**Description of the task:**
The records follow. Filter them to the lines that hold "JSON".

**The data:**
########

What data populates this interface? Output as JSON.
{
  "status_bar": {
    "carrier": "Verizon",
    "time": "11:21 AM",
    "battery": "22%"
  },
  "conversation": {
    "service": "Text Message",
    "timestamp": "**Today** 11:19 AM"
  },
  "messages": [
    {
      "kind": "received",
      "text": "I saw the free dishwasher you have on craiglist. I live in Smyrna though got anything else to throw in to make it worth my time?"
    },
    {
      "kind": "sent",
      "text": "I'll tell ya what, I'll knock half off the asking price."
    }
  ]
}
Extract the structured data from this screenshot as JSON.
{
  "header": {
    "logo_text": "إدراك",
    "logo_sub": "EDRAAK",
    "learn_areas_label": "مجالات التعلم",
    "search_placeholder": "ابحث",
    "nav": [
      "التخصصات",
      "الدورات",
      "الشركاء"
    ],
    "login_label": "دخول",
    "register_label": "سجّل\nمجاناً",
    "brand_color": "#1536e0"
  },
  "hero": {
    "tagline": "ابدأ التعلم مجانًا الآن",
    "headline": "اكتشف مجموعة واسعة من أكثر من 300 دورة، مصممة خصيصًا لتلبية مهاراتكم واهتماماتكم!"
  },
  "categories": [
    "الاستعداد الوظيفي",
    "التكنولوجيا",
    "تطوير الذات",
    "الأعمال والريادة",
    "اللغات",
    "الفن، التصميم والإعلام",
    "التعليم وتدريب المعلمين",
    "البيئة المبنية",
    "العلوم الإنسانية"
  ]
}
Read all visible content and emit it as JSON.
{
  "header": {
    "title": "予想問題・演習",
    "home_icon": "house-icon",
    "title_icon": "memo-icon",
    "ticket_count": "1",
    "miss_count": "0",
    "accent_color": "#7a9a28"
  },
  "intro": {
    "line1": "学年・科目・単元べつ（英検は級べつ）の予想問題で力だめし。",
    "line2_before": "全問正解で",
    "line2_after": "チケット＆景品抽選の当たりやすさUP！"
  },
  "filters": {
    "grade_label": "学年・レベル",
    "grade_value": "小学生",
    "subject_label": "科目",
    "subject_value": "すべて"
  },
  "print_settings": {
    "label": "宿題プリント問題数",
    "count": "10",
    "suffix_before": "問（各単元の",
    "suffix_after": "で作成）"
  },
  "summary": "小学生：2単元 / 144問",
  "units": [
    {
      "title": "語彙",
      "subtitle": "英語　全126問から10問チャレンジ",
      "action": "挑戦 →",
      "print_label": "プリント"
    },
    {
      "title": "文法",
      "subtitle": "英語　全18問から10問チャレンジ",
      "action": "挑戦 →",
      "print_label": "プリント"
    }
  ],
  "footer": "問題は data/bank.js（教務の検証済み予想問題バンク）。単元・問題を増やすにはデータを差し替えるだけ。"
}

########

**Answer section:**
What data populates this interface? Output as JSON.
Extract the structured data from this screenshot as JSON.
Read all visible content and emit it as JSON.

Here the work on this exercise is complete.